What needs to be done: Scan the data below and state how many of its lines contain the word "Local", giving only the figure.

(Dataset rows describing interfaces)

..........

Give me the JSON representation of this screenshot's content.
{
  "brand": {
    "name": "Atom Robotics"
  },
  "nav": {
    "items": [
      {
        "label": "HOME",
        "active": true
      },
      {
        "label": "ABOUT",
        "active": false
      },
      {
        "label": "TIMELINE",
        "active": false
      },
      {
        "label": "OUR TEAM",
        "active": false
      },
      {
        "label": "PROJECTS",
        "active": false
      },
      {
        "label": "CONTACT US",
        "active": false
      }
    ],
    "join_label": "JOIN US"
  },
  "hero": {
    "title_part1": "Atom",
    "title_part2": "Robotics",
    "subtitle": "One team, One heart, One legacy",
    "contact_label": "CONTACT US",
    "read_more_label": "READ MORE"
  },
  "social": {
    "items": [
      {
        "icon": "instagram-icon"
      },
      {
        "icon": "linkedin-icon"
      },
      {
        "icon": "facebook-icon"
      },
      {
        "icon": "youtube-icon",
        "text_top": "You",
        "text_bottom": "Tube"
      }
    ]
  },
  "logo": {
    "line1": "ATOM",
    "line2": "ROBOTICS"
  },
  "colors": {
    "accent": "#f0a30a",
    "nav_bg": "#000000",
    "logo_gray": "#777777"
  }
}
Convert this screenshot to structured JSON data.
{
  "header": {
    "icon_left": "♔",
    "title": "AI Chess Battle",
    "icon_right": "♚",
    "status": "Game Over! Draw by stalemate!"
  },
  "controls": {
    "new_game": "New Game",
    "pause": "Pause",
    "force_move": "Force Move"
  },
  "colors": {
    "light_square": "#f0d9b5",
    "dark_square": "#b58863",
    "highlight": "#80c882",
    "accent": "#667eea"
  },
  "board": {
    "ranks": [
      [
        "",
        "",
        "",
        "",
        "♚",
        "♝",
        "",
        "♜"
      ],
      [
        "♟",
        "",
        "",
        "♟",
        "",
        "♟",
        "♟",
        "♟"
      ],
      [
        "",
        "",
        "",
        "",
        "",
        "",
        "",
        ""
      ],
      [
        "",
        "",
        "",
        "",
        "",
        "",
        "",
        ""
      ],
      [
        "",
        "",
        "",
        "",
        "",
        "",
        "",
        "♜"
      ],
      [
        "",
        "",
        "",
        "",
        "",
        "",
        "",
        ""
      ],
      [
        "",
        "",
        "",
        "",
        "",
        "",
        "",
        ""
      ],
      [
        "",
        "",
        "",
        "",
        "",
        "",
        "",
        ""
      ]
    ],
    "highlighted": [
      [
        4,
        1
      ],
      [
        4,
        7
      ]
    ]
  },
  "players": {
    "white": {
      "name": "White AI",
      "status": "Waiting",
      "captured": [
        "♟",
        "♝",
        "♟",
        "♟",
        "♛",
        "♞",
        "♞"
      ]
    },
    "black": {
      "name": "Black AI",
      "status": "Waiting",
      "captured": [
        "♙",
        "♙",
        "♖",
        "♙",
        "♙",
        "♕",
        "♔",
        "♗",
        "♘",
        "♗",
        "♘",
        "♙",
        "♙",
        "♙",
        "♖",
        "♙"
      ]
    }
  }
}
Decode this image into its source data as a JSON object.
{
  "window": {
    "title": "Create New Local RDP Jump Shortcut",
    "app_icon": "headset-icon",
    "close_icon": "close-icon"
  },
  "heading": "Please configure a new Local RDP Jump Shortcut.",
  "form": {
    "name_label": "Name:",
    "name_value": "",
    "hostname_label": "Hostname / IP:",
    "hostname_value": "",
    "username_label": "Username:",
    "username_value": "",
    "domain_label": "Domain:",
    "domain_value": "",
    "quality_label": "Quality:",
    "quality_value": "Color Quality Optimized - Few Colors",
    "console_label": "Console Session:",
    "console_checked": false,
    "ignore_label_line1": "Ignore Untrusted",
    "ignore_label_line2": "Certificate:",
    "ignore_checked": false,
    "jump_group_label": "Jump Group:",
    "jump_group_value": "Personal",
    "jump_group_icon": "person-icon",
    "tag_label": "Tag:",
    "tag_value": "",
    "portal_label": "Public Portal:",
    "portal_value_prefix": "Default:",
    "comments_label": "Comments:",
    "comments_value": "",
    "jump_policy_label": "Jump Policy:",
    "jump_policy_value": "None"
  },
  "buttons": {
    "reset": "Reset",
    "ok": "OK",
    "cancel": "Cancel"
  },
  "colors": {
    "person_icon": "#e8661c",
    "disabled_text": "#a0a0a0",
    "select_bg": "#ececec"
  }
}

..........

Response to the task: 2